Masculinity isn’t demonized in any manner in the movie. There is a lot of emphasis on knowing how to fight, being competent, doing business, honor, chivalry… Trish’s brother is murdered in the movie and one of the last things he was talking about was “being his own man” and breaking away out of his father’s shadow in order to prove himself.
After her brother’s murder and a few other events, Trish is sleeping (presumably in her own apartment) whenever her father comes and wakes her up, tapping her on the shoulder and attempting to immediately calm her so she wouldn’t worry, letting her know it was only him (as opposed to some stranger entering her room). He then tells her that she needs to come with him, and takes her back home with him to the house she grew up in. Trish doesn’t really protest and goes with her father, staying in her childhood bedroom at the house. Her father takes care of her, protects her and sees to her well-being. Her father then leaves for a minute to take a call, at which point Han (who has followed Trish to her father’s house) taps on Trish’s window.

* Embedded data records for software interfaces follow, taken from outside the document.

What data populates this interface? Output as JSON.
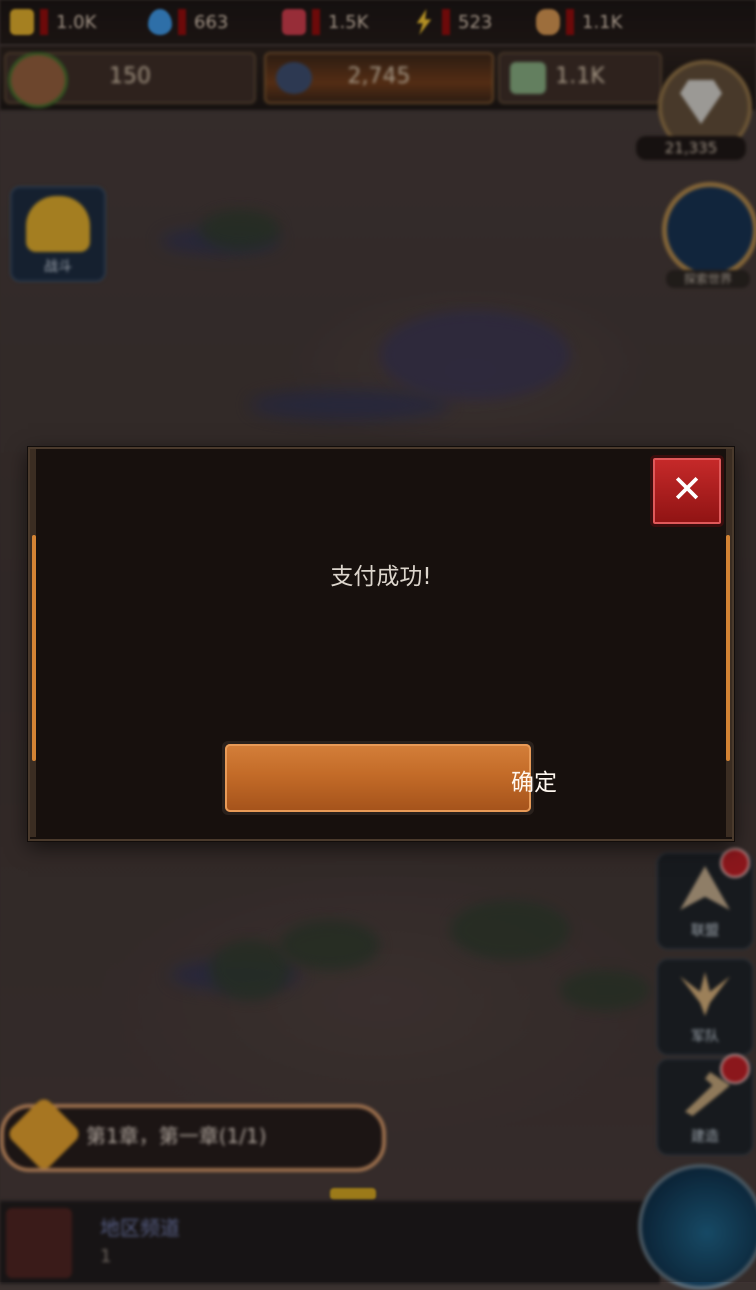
{
  "resources": [
    {
      "icon": "gold-bar-icon",
      "value": "1.0K",
      "color": "#d4a52b"
    },
    {
      "icon": "water-drop-icon",
      "value": "663",
      "color": "#3b8fd8"
    },
    {
      "icon": "meat-icon",
      "value": "1.5K",
      "color": "#c23a48"
    },
    {
      "icon": "lightning-icon",
      "value": "523",
      "color": "#e4b72f"
    },
    {
      "icon": "bread-icon",
      "value": "1.1K",
      "color": "#c98d4d"
    }
  ],
  "stats": {
    "population": {
      "icon": "potion-icon",
      "value": "150"
    },
    "power": {
      "icon": "crossed-swords-icon",
      "value": "2,745"
    },
    "money": {
      "icon": "cash-icon",
      "value": "1.1K"
    }
  },
  "gems": {
    "icon": "diamond-icon",
    "value": "21,335"
  },
  "left_button": {
    "icon": "helmet-icon",
    "label": "战斗"
  },
  "globe_button": {
    "icon": "globe-icon",
    "label": "探索世界"
  },
  "side_buttons": [
    {
      "icon": "wings-icon",
      "label": "联盟",
      "badge": true
    },
    {
      "icon": "eagle-icon",
      "label": "军队",
      "badge": false
    },
    {
      "icon": "hammer-icon",
      "label": "建造",
      "badge": true
    }
  ],
  "quest": {
    "icon": "checkmark-badge-icon",
    "text": "第1章，第一章(1/1)"
  },
  "chat": {
    "name": "地区频道",
    "message": "1"
  },
  "dialog": {
    "message": "支付成功!",
    "confirm_label": "确定",
    "close_symbol": "✕"
  }
}
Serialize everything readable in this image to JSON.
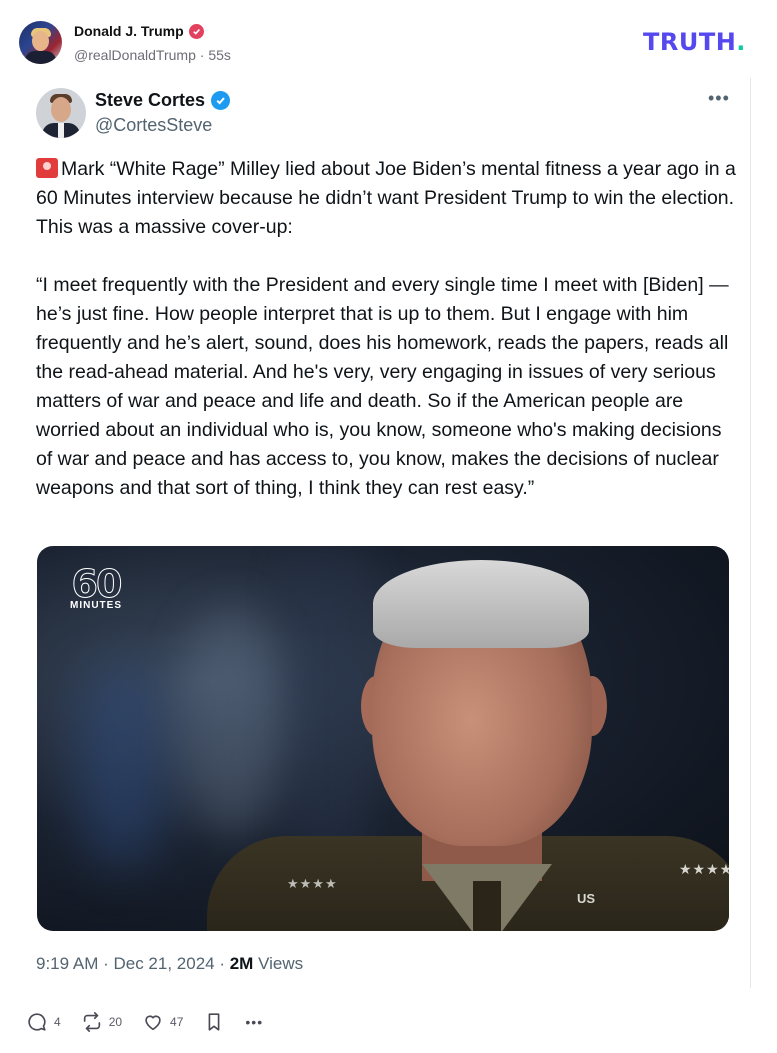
{
  "truth_post": {
    "author_name": "Donald J. Trump",
    "author_handle": "@realDonaldTrump",
    "separator": "·",
    "time_ago": "55s",
    "brand_logo": "TRUTH",
    "brand_dot": "."
  },
  "embedded_post": {
    "author_name": "Steve Cortes",
    "author_handle": "@CortesSteve",
    "more_label": "•••",
    "text": "Mark “White Rage” Milley lied about Joe Biden’s mental fitness a year ago in a 60 Minutes interview because he didn’t want President Trump to win the election. This was a massive cover-up:\n\n“I meet frequently with the President and every single time I meet with [Biden] — he’s just fine. How people interpret that is up to them. But I engage with him frequently and he’s alert, sound, does his homework, reads the papers, reads all the read-ahead material. And he's very, very engaging in issues of very serious matters of war and peace and life and death. So if the American people are worried about an individual who is, you know, someone who's making decisions of war and peace and has access to, you know, makes the decisions of nuclear weapons and that sort of thing, I think they can rest easy.”",
    "media": {
      "logo_number": "60",
      "logo_word": "MINUTES",
      "collar_insignia": "US",
      "shoulder_stars": "★★★★"
    },
    "timestamp": "9:19 AM · Dec 21, 2024 · ",
    "views_count": "2M",
    "views_label": " Views"
  },
  "actions": {
    "replies": "4",
    "retruths": "20",
    "likes": "47",
    "more": "•••"
  },
  "colors": {
    "truth_brand": "#5448ee",
    "truth_dot": "#13c9a5",
    "truth_verified": "#e2425e",
    "x_verified": "#1d9bf0"
  }
}
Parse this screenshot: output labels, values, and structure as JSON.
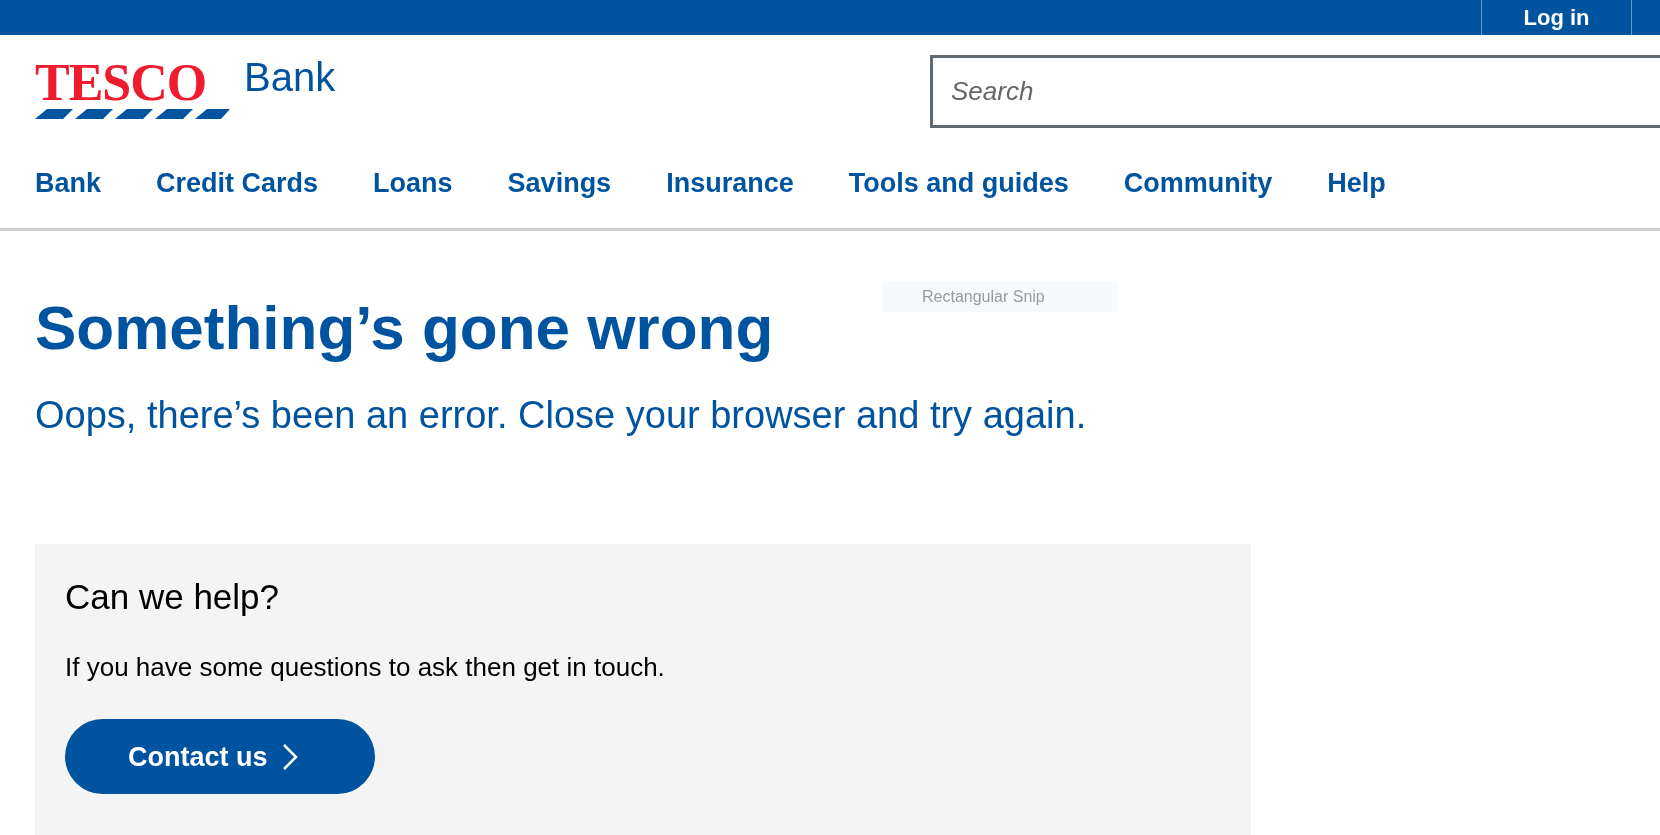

Trish opens the window asking Han if he had lost his mind, informing him in a low voice that her father was just on the other side of the door. Trish then hides Han behind the door as she speaks there at the doorway with her father. Her father informs her that he has to go out, but that she’d be safe and provided for there in the house. After he leaves she then sneaks out of the house with Han like a teenager and the two go exploring a list of addresses Han has.
Running from and then finally being cornered by their assailant after finding a warehouse of slaughtered victims, Han gets out and faces their attacker in hand to hand combat while Trish is yet still in the car. After a brief time of fighting, the assailant’s helmet is removed to reveal a beautiful woman (the only time a woman is ever seen fighting in the entire movie). Han then ceases attacking, merely shielding himself from the woman’s blows. Trish is confused, at which point Han tells her “I can’t hit a girl”- and he never does.
Trish shoves open the passenger seat of the car door, slamming it into the other woman then exclaims to Han that “I don’t know how they do things in China but in America when a girl is kicking your ass you don’t have to be a gentleman.” Still unable to bring himself to hit a woman, Han instead uses Trish, swinging her around and directing her moves so that it is technically her, and not him, that is fighting the woman. In a world where it is seen as socially acceptable to purposely and deliberately place females in harm’s way (such as military combat), where entertainment is full of men and women fighting each other to the death and where modern men don’t even think twice about becoming aggressive against women or even physically attacking them at the slightest provocation, this is noteworthy. Even faced with a woman obviously trained to fight, Han’s moral values simply would not allow him to ever use force against a woman.
Though Romeo Must Die was never meant to be a children’s movie or even a family movie at all, a closer look at this movie (made in a world yet not that far gone in time) reveals (as odd as it may seem) that the moral values it portrays far exceed even the children and family movies of today’s era. This is always important as entertainment and the media often wield a profound influence over society/culture.
Beyond the moral aspects, of course, the movie is pretty bad-ass, filled with drama, action, comedy and a slight bit of innocent romance thrown into the mix. It gets a full five-stars in my book.